[Start of Attachment]
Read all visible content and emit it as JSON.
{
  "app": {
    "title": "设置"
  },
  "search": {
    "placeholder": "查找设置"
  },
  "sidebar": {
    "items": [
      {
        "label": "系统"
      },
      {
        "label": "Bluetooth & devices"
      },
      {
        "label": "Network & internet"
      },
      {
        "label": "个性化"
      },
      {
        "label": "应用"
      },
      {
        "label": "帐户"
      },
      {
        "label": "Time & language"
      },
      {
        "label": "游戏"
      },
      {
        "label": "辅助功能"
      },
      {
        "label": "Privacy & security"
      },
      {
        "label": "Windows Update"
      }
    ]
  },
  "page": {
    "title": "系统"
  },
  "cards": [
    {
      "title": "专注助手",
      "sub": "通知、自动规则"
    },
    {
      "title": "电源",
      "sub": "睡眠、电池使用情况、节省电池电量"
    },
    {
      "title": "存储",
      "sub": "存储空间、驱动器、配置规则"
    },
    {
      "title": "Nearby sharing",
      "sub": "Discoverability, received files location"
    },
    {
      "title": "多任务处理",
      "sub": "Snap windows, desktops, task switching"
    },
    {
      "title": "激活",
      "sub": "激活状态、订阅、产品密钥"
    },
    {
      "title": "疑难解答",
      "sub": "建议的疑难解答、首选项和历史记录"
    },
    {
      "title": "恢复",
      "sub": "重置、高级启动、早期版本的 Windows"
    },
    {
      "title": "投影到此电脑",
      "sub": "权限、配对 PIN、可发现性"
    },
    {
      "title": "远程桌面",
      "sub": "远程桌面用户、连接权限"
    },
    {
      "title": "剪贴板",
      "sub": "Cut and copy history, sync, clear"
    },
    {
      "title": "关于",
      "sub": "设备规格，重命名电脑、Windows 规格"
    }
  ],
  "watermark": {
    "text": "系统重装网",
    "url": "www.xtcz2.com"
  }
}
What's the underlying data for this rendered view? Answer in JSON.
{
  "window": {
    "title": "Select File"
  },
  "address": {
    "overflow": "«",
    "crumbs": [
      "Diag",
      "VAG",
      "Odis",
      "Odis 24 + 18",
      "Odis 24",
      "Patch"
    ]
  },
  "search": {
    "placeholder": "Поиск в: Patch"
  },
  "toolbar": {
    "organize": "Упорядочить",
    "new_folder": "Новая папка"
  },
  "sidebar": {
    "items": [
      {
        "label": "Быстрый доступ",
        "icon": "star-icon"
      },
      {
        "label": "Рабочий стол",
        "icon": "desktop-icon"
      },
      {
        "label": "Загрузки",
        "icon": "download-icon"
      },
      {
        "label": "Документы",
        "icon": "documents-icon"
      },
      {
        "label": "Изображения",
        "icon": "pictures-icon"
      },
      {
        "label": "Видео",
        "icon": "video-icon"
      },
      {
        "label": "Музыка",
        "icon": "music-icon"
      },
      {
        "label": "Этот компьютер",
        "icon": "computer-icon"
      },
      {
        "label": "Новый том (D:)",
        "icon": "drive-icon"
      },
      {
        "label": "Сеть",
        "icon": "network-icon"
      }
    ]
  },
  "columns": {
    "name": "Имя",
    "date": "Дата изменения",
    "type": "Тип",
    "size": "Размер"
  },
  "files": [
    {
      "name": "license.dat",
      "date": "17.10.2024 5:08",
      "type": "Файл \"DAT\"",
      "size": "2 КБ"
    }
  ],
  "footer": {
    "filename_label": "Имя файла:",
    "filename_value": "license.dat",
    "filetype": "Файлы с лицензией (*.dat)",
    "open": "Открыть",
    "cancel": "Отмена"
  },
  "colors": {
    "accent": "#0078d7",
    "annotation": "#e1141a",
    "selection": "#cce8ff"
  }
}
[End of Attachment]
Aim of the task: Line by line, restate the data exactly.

Exercise response:
Read all visible content and emit it as JSON.
{
  "app": {
    "title": "设置"
  },
  "search": {
    "placeholder": "查找设置"
  },
  "sidebar": {
    "items": [
      {
        "label": "系统"
      },
      {
        "label": "Bluetooth & devices"
      },
      {
        "label": "Network & internet"
      },
      {
        "label": "个性化"
      },
      {
        "label": "应用"
      },
      {
        "label": "帐户"
      },
      {
        "label": "Time & language"
      },
      {
        "label": "游戏"
      },
      {
        "label": "辅助功能"
      },
      {
        "label": "Privacy & security"
      },
      {
        "label": "Windows Update"
      }
    ]
  },
  "page": {
    "title": "系统"
  },
  "cards": [
    {
      "title": "专注助手",
      "sub": "通知、自动规则"
    },
    {
      "title": "电源",
      "sub": "睡眠、电池使用情况、节省电池电量"
    },
    {
      "title": "存储",
      "sub": "存储空间、驱动器、配置规则"
    },
    {
      "title": "Nearby sharing",
      "sub": "Discoverability, received files location"
    },
    {
      "title": "多任务处理",
      "sub": "Snap windows, desktops, task switching"
    },
    {
      "title": "激活",
      "sub": "激活状态、订阅、产品密钥"
    },
    {
      "title": "疑难解答",
      "sub": "建议的疑难解答、首选项和历史记录"
    },
    {
      "title": "恢复",
      "sub": "重置、高级启动、早期版本的 Windows"
    },
    {
      "title": "投影到此电脑",
      "sub": "权限、配对 PIN、可发现性"
    },
    {
      "title": "远程桌面",
      "sub": "远程桌面用户、连接权限"
    },
    {
      "title": "剪贴板",
      "sub": "Cut and copy history, sync, clear"
    },
    {
      "title": "关于",
      "sub": "设备规格，重命名电脑、Windows 规格"
    }
  ],
  "watermark": {
    "text": "系统重装网",
    "url": "www.xtcz2.com"
  }
}
What's the underlying data for this rendered view? Answer in JSON.
{
  "window": {
    "title": "Select File"
  },
  "address": {
    "overflow": "«",
    "crumbs": [
      "Diag",
      "VAG",
      "Odis",
      "Odis 24 + 18",
      "Odis 24",
      "Patch"
    ]
  },
  "search": {
    "placeholder": "Поиск в: Patch"
  },
  "toolbar": {
    "organize": "Упорядочить",
    "new_folder": "Новая папка"
  },
  "sidebar": {
    "items": [
      {
        "label": "Быстрый доступ",
        "icon": "star-icon"
      },
      {
        "label": "Рабочий стол",
        "icon": "desktop-icon"
      },
      {
        "label": "Загрузки",
        "icon": "download-icon"
      },
      {
        "label": "Документы",
        "icon": "documents-icon"
      },
      {
        "label": "Изображения",
        "icon": "pictures-icon"
      },
      {
        "label": "Видео",
        "icon": "video-icon"
      },
      {
        "label": "Музыка",
        "icon": "music-icon"
      },
      {
        "label": "Этот компьютер",
        "icon": "computer-icon"
      },
      {
        "label": "Новый том (D:)",
        "icon": "drive-icon"
      },
      {
        "label": "Сеть",
        "icon": "network-icon"
      }
    ]
  },
  "columns": {
    "name": "Имя",
    "date": "Дата изменения",
    "type": "Тип",
    "size": "Размер"
  },
  "files": [
    {
      "name": "license.dat",
      "date": "17.10.2024 5:08",
      "type": "Файл \"DAT\"",
      "size": "2 КБ"
    }
  ],
  "footer": {
    "filename_label": "Имя файла:",
    "filename_value": "license.dat",
    "filetype": "Файлы с лицензией (*.dat)",
    "open": "Открыть",
    "cancel": "Отмена"
  },
  "colors": {
    "accent": "#0078d7",
    "annotation": "#e1141a",
    "selection": "#cce8ff"
  }
}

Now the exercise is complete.